Enterprise password managers help with creating strong, unique passwords with a built-in password generator. Also, it helps in randomizing the passwords periodically and do the password reset processes.
Audit and Reports
Most business password managers come with an auditing mechanism that maintains a trail of activities (ex: password retrieval, account deletion, etc.) performed by your users.
The audit trails give you a complete overview; you can evaluate, analyze, and determine 'who' did 'what' and 'when.'
Password managers also provide comprehensive analytical reports with compelling security insights.
Role-based access control
Business password managers employ role-based access control workflows that enable users to only access their accounts and passwords based on their roles.
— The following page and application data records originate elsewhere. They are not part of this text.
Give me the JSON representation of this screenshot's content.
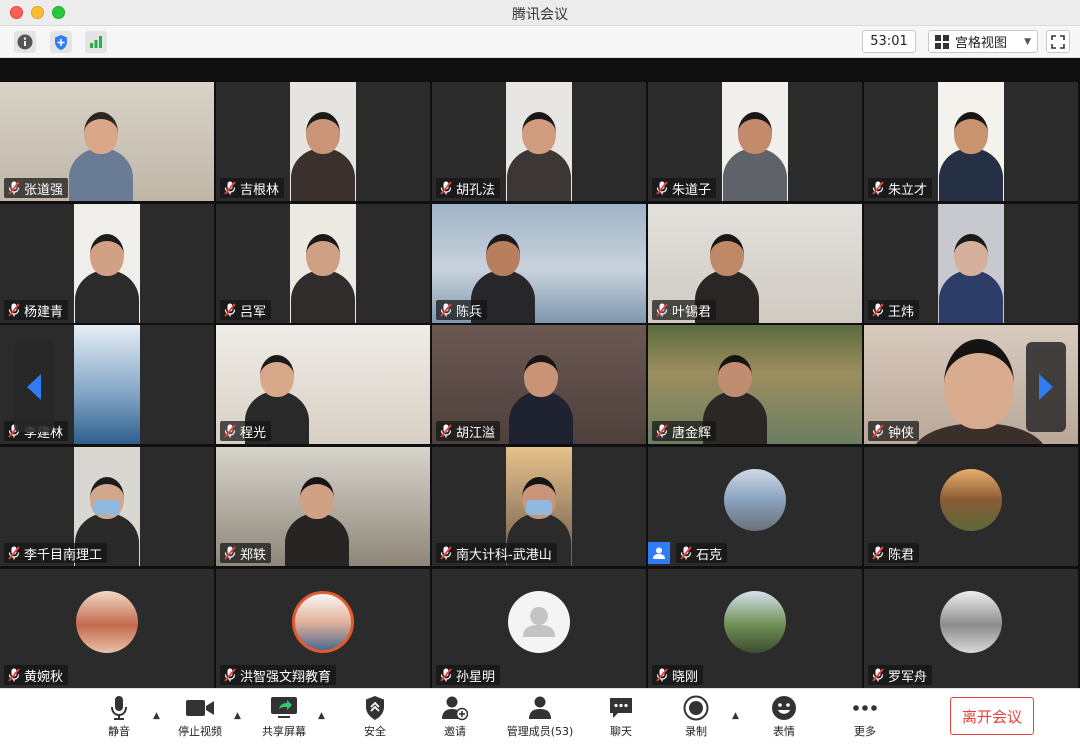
{
  "window": {
    "title": "腾讯会议"
  },
  "toolbar": {
    "timer": "53:01",
    "view_label": "宫格视图",
    "icons": [
      "info-icon",
      "shield-icon",
      "signal-icon",
      "fullscreen-icon"
    ]
  },
  "participants": [
    {
      "name": "张道强"
    },
    {
      "name": "吉根林"
    },
    {
      "name": "胡孔法"
    },
    {
      "name": "朱道子"
    },
    {
      "name": "朱立才"
    },
    {
      "name": "杨建青"
    },
    {
      "name": "吕军"
    },
    {
      "name": "陈兵"
    },
    {
      "name": "叶锡君"
    },
    {
      "name": "王炜"
    },
    {
      "name": "李建林"
    },
    {
      "name": "程光"
    },
    {
      "name": "胡江溢"
    },
    {
      "name": "唐金辉"
    },
    {
      "name": "钟侠"
    },
    {
      "name": "李千目南理工"
    },
    {
      "name": "郑轶"
    },
    {
      "name": "南大计科-武港山"
    },
    {
      "name": "石克"
    },
    {
      "name": "陈君"
    },
    {
      "name": "黄婉秋"
    },
    {
      "name": "洪智强文翔教育"
    },
    {
      "name": "孙星明"
    },
    {
      "name": "晓刚"
    },
    {
      "name": "罗军舟"
    }
  ],
  "controls": {
    "mute": "静音",
    "stop_video": "停止视频",
    "share_screen": "共享屏幕",
    "security": "安全",
    "invite": "邀请",
    "manage_members": "管理成员(53)",
    "chat": "聊天",
    "record": "录制",
    "reactions": "表情",
    "more": "更多",
    "leave": "离开会议"
  },
  "colors": {
    "leave": "#e8413b",
    "muted_mic": "#e8413b",
    "nav_arrow": "#2f7cf6",
    "video_bg": "#2b2b2b"
  }
}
Administrators get to set the level of privileges for each new user added to the password vault.
Users can be given time-limited permissions to access highly privileged credentials. With Just-in-Time access provision, administrators can grant access to any specific password or an application upon requests raised by users.
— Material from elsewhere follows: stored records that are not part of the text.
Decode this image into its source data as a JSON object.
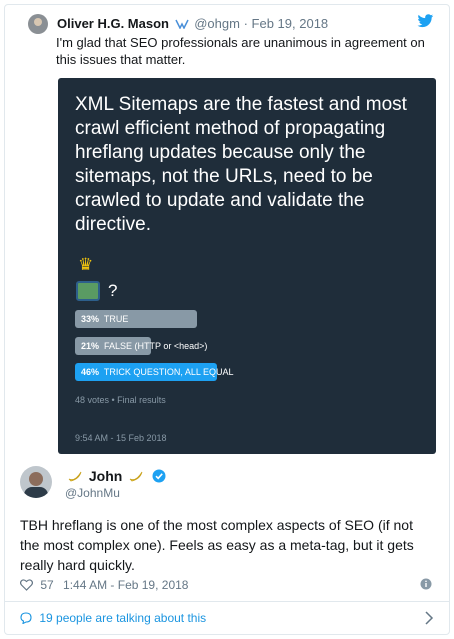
{
  "quoted_tweet": {
    "name": "Oliver H.G. Mason",
    "handle": "@ohgm",
    "separator": "·",
    "date": "Feb 19, 2018",
    "text": "I'm glad that SEO professionals are unanimous in agreement on this issues that matter."
  },
  "poll": {
    "question": "XML Sitemaps are the fastest and most crawl efficient method of propagating hreflang updates because only the sitemaps, not the URLs, need to be crawled to update and validate the directive.",
    "emoji_line_2_text": "?",
    "options": [
      {
        "percent": "33%",
        "label": "TRUE",
        "share": 0.33,
        "color": "#8899a6"
      },
      {
        "percent": "21%",
        "label": "FALSE (HTTP or <head>)",
        "share": 0.21,
        "color": "#8899a6"
      },
      {
        "percent": "46%",
        "label": "TRICK QUESTION, ALL EQUAL",
        "share": 0.46,
        "color": "#1da1f2"
      }
    ],
    "summary": "48 votes • Final results",
    "timestamp": "9:54 AM - 15 Feb 2018"
  },
  "tweet": {
    "name": "John",
    "handle": "@JohnMu",
    "text": "TBH hreflang is one of the most complex aspects of SEO (if not the most complex one). Feels as easy as a meta-tag, but it gets really hard quickly.",
    "likes": "57",
    "timestamp": "1:44 AM - Feb 19, 2018"
  },
  "footer": {
    "talking": "19 people are talking about this"
  },
  "colors": {
    "twitter_blue": "#1da1f2",
    "panel_bg": "#1f2d3a",
    "muted": "#657786"
  },
  "icons": [
    "twitter-icon",
    "verified-icon",
    "banana-icon",
    "heart-icon",
    "info-icon",
    "talk-icon",
    "chevron-right-icon"
  ]
}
An enterprise password manager or a password vault is usually the first, yet significant step that businesses take to manage and secure their passwords. There are multiple parameters that organizations need to look into before deciding to purchase a password manager. Listed below are a few questions that can get you started on an analysis about your priorities and requirements.
Use strong, unique passwords
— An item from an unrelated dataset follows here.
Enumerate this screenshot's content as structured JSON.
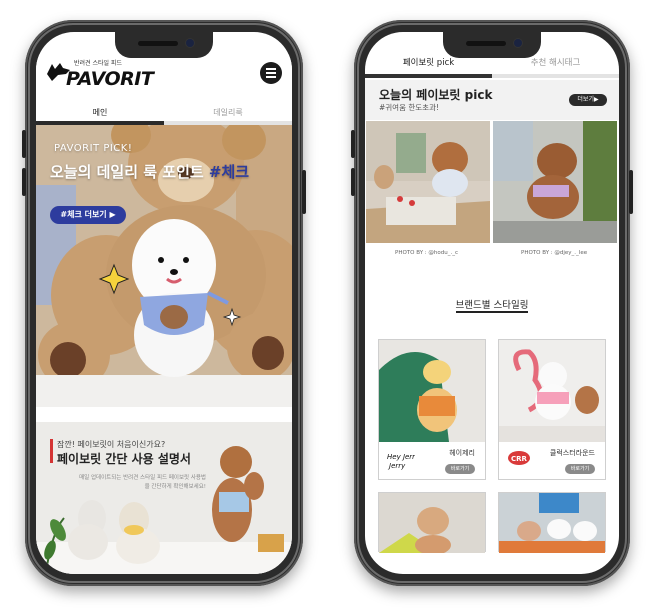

Using short, simple, and easily guessable passwords across multiple accounts makes it easier for hackers to exploit your sensitive data. Use strong and complex passwords that are tough to crack and rotate periodically for secured protection.
Randomize passwords at regular intervals
Enforcing frequent password rotation prevents the reuse of old passwords and restricts the possibility of multiple accounts being breached. Most organizations follow certain regulations or have a password rotation policy with which it provides specific recommendations for password rotation. The frequency of password rotation varies depending on the account type, value, and usage. Passwords of privileged accounts might require a more frequent rotation, while that of the standard user accounts might require a rotation once in 30 or 60 days.
Implement Multi-Factor Authentication
Apart from the standard security measures, enforce a second layer of authentication at all levels. Multi-factor authentication (MFA) can effectively restrict unauthorized access through two successive layers of authentication, ensuring that an authorized user is who they claim to be. Organizations need MFA to protect their systems, network, and data, and to defend themselves against various cybercrimes.
Check for compromised credentials
Review password usage across your organization regularly, and check if any of your passwords match with the breached credentials database available on the dark web.
Enforce principle of least privilege
Not all users should have complete access to all the data present in your organization. Access should be solely granted based on the users’ role and responsibilities, so they only have the necessary privileges to perform their tasks.
Continuously track audit trails
Repeated login attempts and the frequency of password reset requests are two key factors that should be examined often. Unusual trends in these actions could indicate a sign of password exploitation.
Purchasing and deploying a password manager is a crucial step organizations need to take to secure and regulate access to sensitive information. Securden Password Manager for Enterprises helps organizations enforce password security best practices by automating password rotation, breached password identification (dark web monitoring), and tracking of password usage. You can generate strong unique passwords in compliance with set policies using the inbuilt password generator.
With tight approval workflows and just-in-time access provisions, you can restrict 'who' has access to 'what' and 'when'. Securden tracks all the password-related activities and provides actionable reports with detailed insights.